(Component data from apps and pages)
**********
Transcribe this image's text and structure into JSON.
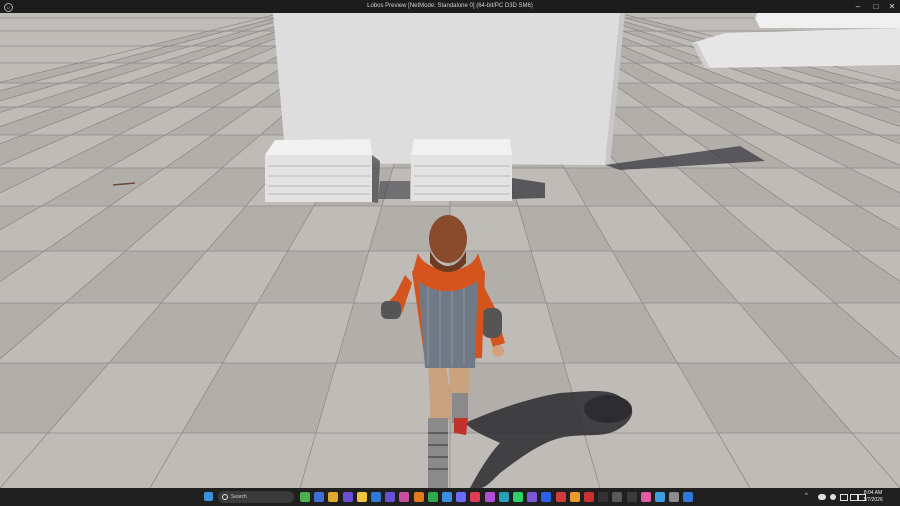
{
  "window": {
    "title": "Lobos Preview [NetMode: Standalone 0] (64-bit/PC D3D SM6)",
    "app_icon_glyph": "U",
    "minimize_glyph": "–",
    "maximize_glyph": "□",
    "close_glyph": "✕"
  },
  "scene": {
    "floor_color": "#bdbab6",
    "tile_line_color": "#8a8886",
    "wall_color": "#dcdcdc",
    "character": {
      "hair_color": "#8a4a2c",
      "hoodie_color": "#d5541e",
      "vest_color": "#6f7a86",
      "pants_color": "#c9a27f"
    }
  },
  "taskbar": {
    "start_icon": "windows-start-icon",
    "search_placeholder": "Search",
    "clock_time": "8:04 AM",
    "clock_date": "1/7/2026",
    "tray_chevron": "^",
    "pinned_colors": [
      "#4caf50",
      "#3f6fd8",
      "#e0a82e",
      "#6b4fd6",
      "#f0c341",
      "#2f78d6",
      "#6b4fd6",
      "#c94f9e",
      "#e07a1b",
      "#2fa84f",
      "#3b8fe0",
      "#6b6bff",
      "#e03b5a",
      "#b04fd6",
      "#2aa0b8",
      "#2fcf6a",
      "#7d57d6",
      "#2862e8",
      "#d33b3b",
      "#e89a2b",
      "#d02f2f",
      "#333333",
      "#5a5a5a",
      "#3b3b3b",
      "#e45aa0",
      "#3b9fe0",
      "#8c8c8c",
      "#2f78d6"
    ]
  }
}
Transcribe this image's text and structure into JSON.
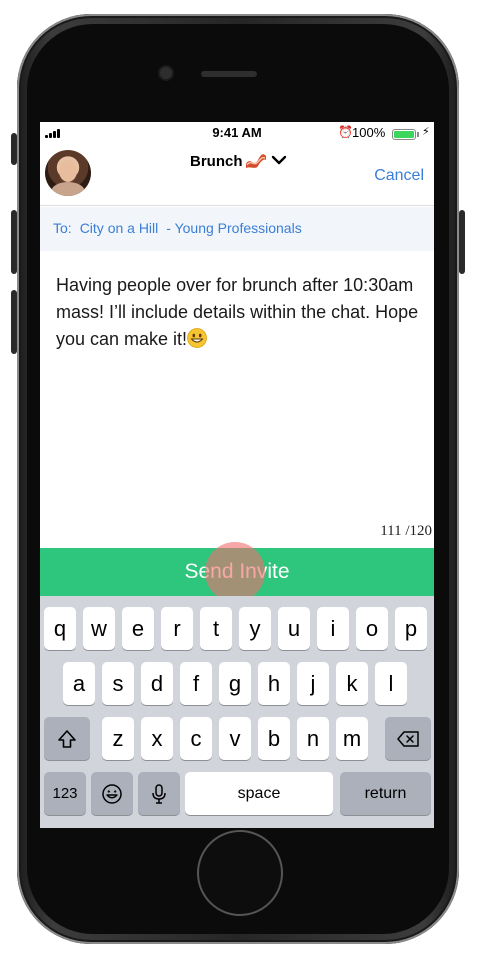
{
  "status_bar": {
    "time": "9:41 AM",
    "battery_percent": "100%",
    "battery_color": "#3dd65c"
  },
  "header": {
    "title": "Brunch",
    "title_emoji": "bacon-icon",
    "cancel_label": "Cancel"
  },
  "recipients": {
    "prefix": "To:",
    "group": "City on a Hill",
    "subgroup": "- Young Professionals"
  },
  "message": {
    "text": "Having people over for brunch after 10:30am mass! I’ll include details within the chat. Hope you can make it!",
    "trailing_emoji": "grinning-face-icon",
    "char_count": "111 /120"
  },
  "send_button": {
    "label": "Send Invite",
    "color": "#2ec57d"
  },
  "keyboard": {
    "row1": [
      "q",
      "w",
      "e",
      "r",
      "t",
      "y",
      "u",
      "i",
      "o",
      "p"
    ],
    "row2": [
      "a",
      "s",
      "d",
      "f",
      "g",
      "h",
      "j",
      "k",
      "l"
    ],
    "row3": [
      "z",
      "x",
      "c",
      "v",
      "b",
      "n",
      "m"
    ],
    "numbers_label": "123",
    "space_label": "space",
    "return_label": "return"
  },
  "colors": {
    "accent_blue": "#3a7ed6",
    "recipient_bg": "#f2f6fb",
    "keyboard_bg": "#d1d4da",
    "touch_indicator": "#f06e6e"
  }
}
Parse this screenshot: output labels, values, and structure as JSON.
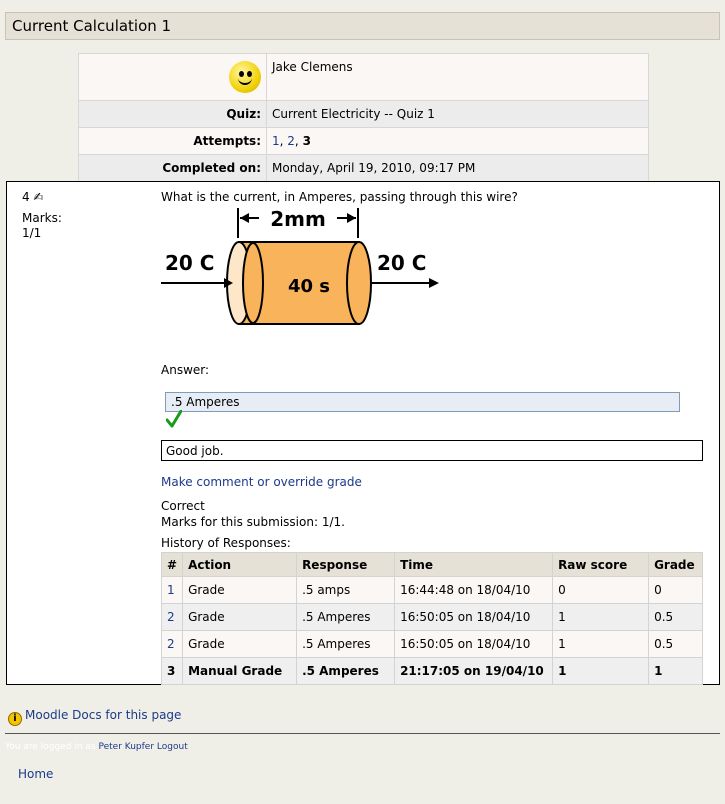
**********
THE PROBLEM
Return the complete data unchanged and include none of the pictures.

YOUR SOLUTION
Transcribe this image's text and structure into JSON.
{
  "window": {
    "title": "Lobos Preview [NetMode: Standalone 0] (64-bit/PC D3D SM6)",
    "app_icon_glyph": "U",
    "minimize_glyph": "–",
    "maximize_glyph": "□",
    "close_glyph": "✕"
  },
  "scene": {
    "floor_color": "#bdbab6",
    "tile_line_color": "#8a8886",
    "wall_color": "#dcdcdc",
    "character": {
      "hair_color": "#8a4a2c",
      "hoodie_color": "#d5541e",
      "vest_color": "#6f7a86",
      "pants_color": "#c9a27f"
    }
  },
  "taskbar": {
    "start_icon": "windows-start-icon",
    "search_placeholder": "Search",
    "clock_time": "8:04 AM",
    "clock_date": "1/7/2026",
    "tray_chevron": "^",
    "pinned_colors": [
      "#4caf50",
      "#3f6fd8",
      "#e0a82e",
      "#6b4fd6",
      "#f0c341",
      "#2f78d6",
      "#6b4fd6",
      "#c94f9e",
      "#e07a1b",
      "#2fa84f",
      "#3b8fe0",
      "#6b6bff",
      "#e03b5a",
      "#b04fd6",
      "#2aa0b8",
      "#2fcf6a",
      "#7d57d6",
      "#2862e8",
      "#d33b3b",
      "#e89a2b",
      "#d02f2f",
      "#333333",
      "#5a5a5a",
      "#3b3b3b",
      "#e45aa0",
      "#3b9fe0",
      "#8c8c8c",
      "#2f78d6"
    ]
  }
}
Transcribe this image's text and structure into JSON.
{
  "status_bar": {
    "time": "9:41 AM",
    "battery_percent": "100%",
    "battery_color": "#3dd65c"
  },
  "header": {
    "title": "Brunch",
    "title_emoji": "bacon-icon",
    "cancel_label": "Cancel"
  },
  "recipients": {
    "prefix": "To:",
    "group": "City on a Hill",
    "subgroup": "- Young Professionals"
  },
  "message": {
    "text": "Having people over for brunch after 10:30am mass! I’ll include details within the chat. Hope you can make it!",
    "trailing_emoji": "grinning-face-icon",
    "char_count": "111 /120"
  },
  "send_button": {
    "label": "Send Invite",
    "color": "#2ec57d"
  },
  "keyboard": {
    "row1": [
      "q",
      "w",
      "e",
      "r",
      "t",
      "y",
      "u",
      "i",
      "o",
      "p"
    ],
    "row2": [
      "a",
      "s",
      "d",
      "f",
      "g",
      "h",
      "j",
      "k",
      "l"
    ],
    "row3": [
      "z",
      "x",
      "c",
      "v",
      "b",
      "n",
      "m"
    ],
    "numbers_label": "123",
    "space_label": "space",
    "return_label": "return"
  },
  "colors": {
    "accent_blue": "#3a7ed6",
    "recipient_bg": "#f2f6fb",
    "keyboard_bg": "#d1d4da",
    "touch_indicator": "#f06e6e"
  }
}
Parse this screenshot: output labels, values, and structure as JSON.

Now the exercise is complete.